either of two triggerfishes of Indo-Pacific coral reefs.
Humuhumunukunukuapuaa is from Hawaiian humuhumu-nukunuku-ā-pua‘a. The humuhumu element means “triggerfish,” while nukunuku translates as “short, blunt” and “small snout,” ā means “like,” and pua’a means “pig.” Both humuhumu and nukunuku are reduplicated forms, same as the English terms bye-bye, chitchat, and itsy-bitsy. Humuhumunukunukuapuaa was first recorded in English in the mid-1860s.
EXAMPLE OF HUMUHUMUNUKUNUKUAPUAA USED IN A SENTENCE
A school of brightly colored humuhumunukunukuapuaa drifted idly by the reef.
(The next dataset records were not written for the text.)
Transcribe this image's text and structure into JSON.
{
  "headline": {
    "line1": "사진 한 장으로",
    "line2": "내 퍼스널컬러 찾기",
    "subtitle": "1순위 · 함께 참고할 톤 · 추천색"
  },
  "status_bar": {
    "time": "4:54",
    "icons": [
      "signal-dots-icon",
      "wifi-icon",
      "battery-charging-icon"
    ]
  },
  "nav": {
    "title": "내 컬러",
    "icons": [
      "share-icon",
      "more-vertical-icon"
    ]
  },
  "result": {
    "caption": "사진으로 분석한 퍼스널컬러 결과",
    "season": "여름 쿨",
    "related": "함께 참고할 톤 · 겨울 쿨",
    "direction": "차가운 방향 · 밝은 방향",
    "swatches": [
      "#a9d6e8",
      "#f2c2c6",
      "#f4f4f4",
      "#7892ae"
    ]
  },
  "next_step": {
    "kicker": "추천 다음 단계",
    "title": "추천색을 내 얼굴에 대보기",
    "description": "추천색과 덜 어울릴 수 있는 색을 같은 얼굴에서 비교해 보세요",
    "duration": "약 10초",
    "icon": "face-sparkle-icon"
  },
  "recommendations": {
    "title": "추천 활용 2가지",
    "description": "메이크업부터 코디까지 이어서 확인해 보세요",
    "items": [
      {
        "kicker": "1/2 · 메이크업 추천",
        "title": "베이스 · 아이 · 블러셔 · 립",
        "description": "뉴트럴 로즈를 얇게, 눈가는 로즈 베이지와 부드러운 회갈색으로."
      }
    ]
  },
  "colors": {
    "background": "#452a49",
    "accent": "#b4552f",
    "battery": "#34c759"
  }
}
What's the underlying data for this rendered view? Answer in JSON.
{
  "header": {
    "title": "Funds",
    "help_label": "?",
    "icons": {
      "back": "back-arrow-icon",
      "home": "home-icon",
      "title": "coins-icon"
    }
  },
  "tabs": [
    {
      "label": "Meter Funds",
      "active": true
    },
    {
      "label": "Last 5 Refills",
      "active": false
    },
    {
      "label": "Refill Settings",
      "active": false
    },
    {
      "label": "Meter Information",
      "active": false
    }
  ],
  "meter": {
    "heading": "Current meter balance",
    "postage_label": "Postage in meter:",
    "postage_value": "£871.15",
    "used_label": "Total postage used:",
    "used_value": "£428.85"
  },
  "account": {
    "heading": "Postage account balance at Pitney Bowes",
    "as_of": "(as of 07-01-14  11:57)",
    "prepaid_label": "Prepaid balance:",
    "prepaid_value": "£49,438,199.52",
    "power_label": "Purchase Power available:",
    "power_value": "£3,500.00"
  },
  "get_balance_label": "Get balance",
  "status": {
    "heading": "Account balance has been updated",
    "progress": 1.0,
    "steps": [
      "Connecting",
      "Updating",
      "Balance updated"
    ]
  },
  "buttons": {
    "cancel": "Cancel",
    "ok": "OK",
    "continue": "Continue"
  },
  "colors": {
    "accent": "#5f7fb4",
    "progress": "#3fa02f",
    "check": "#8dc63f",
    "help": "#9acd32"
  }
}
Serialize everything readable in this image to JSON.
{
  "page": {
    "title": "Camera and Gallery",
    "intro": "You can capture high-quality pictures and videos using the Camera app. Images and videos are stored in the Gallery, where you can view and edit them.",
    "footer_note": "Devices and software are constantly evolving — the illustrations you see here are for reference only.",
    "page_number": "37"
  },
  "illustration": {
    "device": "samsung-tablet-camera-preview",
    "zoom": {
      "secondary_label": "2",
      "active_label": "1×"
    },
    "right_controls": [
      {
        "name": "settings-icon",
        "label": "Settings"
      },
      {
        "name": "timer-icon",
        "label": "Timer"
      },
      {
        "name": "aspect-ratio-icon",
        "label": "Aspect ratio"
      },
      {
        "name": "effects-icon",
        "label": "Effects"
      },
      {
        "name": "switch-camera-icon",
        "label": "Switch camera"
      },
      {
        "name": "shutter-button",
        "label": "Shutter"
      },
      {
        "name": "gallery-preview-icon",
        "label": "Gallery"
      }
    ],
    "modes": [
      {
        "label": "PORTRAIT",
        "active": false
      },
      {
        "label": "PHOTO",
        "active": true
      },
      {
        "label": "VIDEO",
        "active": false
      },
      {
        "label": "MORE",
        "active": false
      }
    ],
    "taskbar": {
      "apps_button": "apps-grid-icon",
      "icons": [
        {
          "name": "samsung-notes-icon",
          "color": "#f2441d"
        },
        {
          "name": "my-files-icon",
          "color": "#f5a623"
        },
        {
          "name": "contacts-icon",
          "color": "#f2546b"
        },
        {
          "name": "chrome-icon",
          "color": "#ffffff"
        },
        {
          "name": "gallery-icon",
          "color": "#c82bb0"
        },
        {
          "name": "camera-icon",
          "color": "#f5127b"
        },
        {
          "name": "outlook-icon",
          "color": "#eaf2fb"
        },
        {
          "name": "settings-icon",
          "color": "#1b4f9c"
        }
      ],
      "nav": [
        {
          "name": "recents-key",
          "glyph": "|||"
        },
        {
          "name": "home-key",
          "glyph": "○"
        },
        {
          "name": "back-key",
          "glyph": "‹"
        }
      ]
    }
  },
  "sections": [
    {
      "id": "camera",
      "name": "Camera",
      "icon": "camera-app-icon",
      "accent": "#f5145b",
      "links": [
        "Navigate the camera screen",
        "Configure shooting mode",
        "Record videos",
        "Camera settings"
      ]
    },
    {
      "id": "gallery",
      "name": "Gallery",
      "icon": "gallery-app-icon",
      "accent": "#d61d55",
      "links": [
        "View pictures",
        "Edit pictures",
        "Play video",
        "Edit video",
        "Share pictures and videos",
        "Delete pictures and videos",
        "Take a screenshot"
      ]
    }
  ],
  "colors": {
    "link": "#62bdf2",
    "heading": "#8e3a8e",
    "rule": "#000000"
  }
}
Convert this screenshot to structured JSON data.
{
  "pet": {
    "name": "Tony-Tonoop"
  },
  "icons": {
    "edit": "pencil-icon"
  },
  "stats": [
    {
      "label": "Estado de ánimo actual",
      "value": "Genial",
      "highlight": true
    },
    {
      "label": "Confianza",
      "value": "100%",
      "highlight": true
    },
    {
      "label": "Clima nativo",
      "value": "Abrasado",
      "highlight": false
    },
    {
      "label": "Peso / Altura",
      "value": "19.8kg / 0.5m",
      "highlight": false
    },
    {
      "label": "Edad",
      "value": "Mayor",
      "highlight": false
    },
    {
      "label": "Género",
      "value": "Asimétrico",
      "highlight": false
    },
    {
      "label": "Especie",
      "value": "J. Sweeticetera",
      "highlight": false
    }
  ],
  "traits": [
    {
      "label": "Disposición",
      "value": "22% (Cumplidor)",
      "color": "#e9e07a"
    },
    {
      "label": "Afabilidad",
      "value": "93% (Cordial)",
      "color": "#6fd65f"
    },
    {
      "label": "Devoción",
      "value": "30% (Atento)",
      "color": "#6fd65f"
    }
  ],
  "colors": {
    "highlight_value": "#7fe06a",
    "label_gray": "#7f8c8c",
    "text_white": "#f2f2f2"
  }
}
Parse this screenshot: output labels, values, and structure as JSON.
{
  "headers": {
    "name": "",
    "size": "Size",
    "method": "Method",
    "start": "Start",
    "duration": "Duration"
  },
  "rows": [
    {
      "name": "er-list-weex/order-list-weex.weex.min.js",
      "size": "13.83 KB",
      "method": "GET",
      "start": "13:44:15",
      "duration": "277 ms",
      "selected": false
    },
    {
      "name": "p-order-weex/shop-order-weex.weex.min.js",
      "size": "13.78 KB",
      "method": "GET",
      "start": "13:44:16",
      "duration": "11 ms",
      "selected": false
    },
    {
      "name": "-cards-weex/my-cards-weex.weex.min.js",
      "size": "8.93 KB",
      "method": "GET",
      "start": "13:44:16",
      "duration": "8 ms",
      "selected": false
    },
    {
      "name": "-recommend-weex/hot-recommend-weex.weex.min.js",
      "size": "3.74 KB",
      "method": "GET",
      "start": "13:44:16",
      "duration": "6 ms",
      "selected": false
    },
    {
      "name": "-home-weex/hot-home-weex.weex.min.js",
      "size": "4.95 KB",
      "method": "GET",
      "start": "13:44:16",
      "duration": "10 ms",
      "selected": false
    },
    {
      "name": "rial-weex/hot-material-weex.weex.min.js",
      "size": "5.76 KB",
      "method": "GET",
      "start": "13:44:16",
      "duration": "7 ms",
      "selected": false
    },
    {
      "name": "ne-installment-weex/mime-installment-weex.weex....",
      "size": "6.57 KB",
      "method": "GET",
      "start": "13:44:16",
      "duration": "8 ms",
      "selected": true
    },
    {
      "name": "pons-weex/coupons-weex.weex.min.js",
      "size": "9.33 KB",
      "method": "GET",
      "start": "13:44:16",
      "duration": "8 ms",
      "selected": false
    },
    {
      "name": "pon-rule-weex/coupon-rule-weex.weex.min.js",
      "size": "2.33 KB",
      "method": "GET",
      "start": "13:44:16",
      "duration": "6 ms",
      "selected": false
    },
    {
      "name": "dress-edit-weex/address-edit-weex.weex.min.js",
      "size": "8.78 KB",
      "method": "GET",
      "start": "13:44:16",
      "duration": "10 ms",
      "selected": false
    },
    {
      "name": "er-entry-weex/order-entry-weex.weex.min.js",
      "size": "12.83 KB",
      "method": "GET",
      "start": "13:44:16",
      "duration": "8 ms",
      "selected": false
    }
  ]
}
a device, as a skylight or reflector, for diverting light into a building.
Abat-jour is from French, in which abat is a form of abattre, “to beat down,” ultimately from Latin battuere, “to beat.” Battuere is the source of numerous fighting-related words in English, including battle and debate, and French jour, “day, daylight,” is the source of journal and journey. Abat-jour was first recorded in English in the 1820s.
EXAMPLE OF ABAT-JOUR USED IN A SENTENCE
Through an abat-jour in the ceiling, the sun cast a square of light onto the floor.
a large, flat cushion, used in Japan for sitting or kneeling on the floor.
Zabuton is borrowed from Japanese and formed from za, “seat,” and -buton, a form related to futon. Za as well as both the fu and ton elements in futon are all derived from Middle Chinese. In modern Mandarin, za has the cognate zuò, “seat,” fu is related to bù, “cloth,” and ton shares an origin with Mandarin tuán, “ball, circle, mass.” Zabuton was first recorded in English in the late 1880s.
EXAMPLE OF ZABUTON USED IN A SENTENCE
The guests each picked up a zabuton upon entering the room so they could sit around the low table in comfort.
Get A Vocabulary Boost In Your Inbox